**WORK REQUIRED**
Considering the entries that follow, report how many lines include the string "title", giving the number alone.

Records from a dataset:

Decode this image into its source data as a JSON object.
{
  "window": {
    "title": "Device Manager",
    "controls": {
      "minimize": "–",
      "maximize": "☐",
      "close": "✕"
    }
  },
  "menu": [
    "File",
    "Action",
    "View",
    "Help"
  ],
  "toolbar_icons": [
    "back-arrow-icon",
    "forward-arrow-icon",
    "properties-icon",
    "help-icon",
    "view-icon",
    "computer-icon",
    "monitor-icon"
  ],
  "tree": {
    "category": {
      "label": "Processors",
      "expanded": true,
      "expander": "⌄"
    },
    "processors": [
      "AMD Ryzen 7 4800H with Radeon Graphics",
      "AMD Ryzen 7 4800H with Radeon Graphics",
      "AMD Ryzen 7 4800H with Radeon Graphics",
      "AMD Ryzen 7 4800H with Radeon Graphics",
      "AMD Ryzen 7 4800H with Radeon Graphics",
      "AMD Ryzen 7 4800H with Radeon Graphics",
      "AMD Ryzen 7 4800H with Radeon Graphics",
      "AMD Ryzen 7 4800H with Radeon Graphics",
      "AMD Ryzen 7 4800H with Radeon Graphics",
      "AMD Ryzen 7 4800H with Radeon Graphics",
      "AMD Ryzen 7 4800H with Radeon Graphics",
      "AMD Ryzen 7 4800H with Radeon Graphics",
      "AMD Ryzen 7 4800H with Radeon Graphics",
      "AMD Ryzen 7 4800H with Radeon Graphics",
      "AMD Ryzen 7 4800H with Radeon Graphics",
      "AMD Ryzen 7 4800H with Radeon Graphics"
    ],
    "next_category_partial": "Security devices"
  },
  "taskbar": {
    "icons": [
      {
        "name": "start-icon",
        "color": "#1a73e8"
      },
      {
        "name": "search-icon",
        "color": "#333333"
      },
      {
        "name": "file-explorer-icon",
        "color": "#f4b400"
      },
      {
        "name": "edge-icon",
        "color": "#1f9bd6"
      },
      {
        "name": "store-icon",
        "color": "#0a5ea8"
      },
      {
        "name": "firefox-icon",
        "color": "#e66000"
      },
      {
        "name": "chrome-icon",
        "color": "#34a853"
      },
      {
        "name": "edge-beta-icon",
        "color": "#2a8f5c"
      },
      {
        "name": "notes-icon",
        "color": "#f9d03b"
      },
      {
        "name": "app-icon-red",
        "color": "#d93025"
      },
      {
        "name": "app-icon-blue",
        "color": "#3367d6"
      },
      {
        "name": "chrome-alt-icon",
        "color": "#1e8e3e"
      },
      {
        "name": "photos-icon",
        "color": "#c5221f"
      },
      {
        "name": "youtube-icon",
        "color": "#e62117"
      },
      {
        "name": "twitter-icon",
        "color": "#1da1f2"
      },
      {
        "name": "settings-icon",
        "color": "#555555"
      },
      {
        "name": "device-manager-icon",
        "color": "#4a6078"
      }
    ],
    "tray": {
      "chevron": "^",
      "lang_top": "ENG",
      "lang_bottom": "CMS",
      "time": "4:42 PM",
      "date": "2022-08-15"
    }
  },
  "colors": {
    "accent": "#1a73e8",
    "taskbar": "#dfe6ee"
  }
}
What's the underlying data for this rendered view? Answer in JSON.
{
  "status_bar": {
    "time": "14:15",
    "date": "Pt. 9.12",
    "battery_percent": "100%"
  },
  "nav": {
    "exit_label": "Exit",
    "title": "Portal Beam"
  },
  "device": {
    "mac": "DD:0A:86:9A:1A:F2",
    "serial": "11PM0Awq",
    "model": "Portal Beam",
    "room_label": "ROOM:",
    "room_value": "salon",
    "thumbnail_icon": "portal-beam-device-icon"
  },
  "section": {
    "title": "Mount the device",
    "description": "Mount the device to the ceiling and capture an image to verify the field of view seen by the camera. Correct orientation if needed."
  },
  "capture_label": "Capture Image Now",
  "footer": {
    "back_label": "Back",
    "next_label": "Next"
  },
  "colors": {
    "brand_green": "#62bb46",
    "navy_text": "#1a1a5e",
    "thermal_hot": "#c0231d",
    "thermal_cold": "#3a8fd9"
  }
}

**FINISHED TASK**
3